    Please post DDL, so that people do not have to guess what the keys, constraints, Declarative Referential Integrity, data types, etc. in your schema are. Learn how to follow ISO-11179 data element naming conventions and formatting rules. Temporal data should use ISO-8601 formats. Code should be in Standard SQL as much as possible and not local dialect. 

    This is minimal polite behavior on SQL forums. 

    You have gotten bad advice. 
    We do not use the 1970's UNION-ed insertion kludge. The correct syntax is “INSERT INTO <table> VALUES <row list>;”

    Never use FLOAT for a price! It is illegal and has bad math. 

    Status has to be associated with a time frame by definition. I will ignore this error. There is not a generic “generic status” in RDBMS so what you have is not a status. It is a flag and we do not use flags in RDBMS; that was 1950's assembly language. An SQL programmer would use the on-hand quantity rather than destroy data like you have. 

    Your whole design is wrong. 
    Table names are collective or plural because model sets. They have to have a key.
    Column names are <attribute>_<attribute property>, a data type and constraints. 

    CREATE TABLE Products --- you do have more than one? 
    (brand_name VARCHAR(12) NOT NULL,
     product_name VARCHAR(12) NOT NULL,
     PRIMARY KEY (brand_name, product_name), 
     unit_price DECIMAL (8,2) NOT NULL
     CHECK (unit_price >= 0.00), 
     image_url VARCHAR(255) NOT NULL);

    CREATE TABLE Inventory ---collective name!
    (brand_name VARCHAR(12) NOT NULL,
     product_name VARCHAR(12) NOT NULL,
     PRIMARY KEY (brand_name, product_name),
     FOREIGN KEY (brand_name, product_name)
     REFERENCES Products, --- this is important! 
     onhand_qty INTEGER DEFAULT 0 NOT NULL --- the facts
     CHECK (onhand_qty >= 0));

    >> What I want to do in the sample below is sort the results based off of the product name first but only if there is inventory of it then the out of stock items both alphabetical. <<

    Sorting?? We hate that in SQL because we use a set-oriented model.

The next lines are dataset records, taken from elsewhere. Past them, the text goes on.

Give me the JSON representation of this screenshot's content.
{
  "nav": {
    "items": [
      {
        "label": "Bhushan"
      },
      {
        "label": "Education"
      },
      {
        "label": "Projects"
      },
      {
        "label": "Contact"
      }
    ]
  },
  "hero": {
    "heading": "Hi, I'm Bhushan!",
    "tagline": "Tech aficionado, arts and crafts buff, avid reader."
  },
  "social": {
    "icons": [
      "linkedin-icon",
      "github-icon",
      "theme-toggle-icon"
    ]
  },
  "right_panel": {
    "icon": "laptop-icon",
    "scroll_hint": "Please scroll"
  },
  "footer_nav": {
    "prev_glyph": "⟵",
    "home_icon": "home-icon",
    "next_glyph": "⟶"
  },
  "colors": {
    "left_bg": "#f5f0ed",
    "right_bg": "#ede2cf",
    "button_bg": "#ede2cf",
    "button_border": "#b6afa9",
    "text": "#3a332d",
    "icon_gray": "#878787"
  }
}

You will have to create a cursor with the ORDER BY clause. The query is done first, then the result set is sorted in this implicit cursor and passed to a presentation layer. 

    SELECT P.brand_name, P.product_name, 
           CASE WHEN I.onhand_qty > 0 THEN 'In' ELSE 'Out' END
           AS onhand_flag
      FROM Products AS P, Inventory AS I
     WHERE P.brand_name = I.brand_name
       AND P.product_name = I.product_name 
     ORDER BY I.onhand_flag, P.brand_name, P.product_name;

    I used to say that it takes 1 year of full time SQL programming to learn enough SQL to be almost useful as a junior programmer. I think it might be more like 2-3 years now :(  Just keep working and do our reading. 


    --CELKO-- Books in Celko Series for Morgan-Kaufmann Publishing: Analytics and OLAP in SQL / Data and Databases: Concepts in Practice Data / Measurements and Standards in SQL SQL for Smarties / SQL Programming Style / SQL Puzzles and Answers / Thinking in Sets / Trees and Hierarchies in SQL

    Wednesday, December 25, 2013 9:25 PM
  • You have gotten bad advice. 
    We do not use the 1970's UNION-ed insertion kludge. The correct syntax is ?INSERT INTO <table> VALUES <row list>;?

    You may observe that Altuko only used SELECT UNION for the sample data. And that is the correct syntax to use! Kilimanj99 did not specify which version of SQL Server is using, so Altuko used syntax which runs on SQL 2005, not to cause confusion in this case.

    And to Kilimanj99, please ignore this Joe Celko person. He has very little to offer to inexperienced SQL programmers.


    Erland Sommarskog, SQL Server MVP, esquel@sommarskog.se
    Wednesday, December 25, 2013 10:35 PM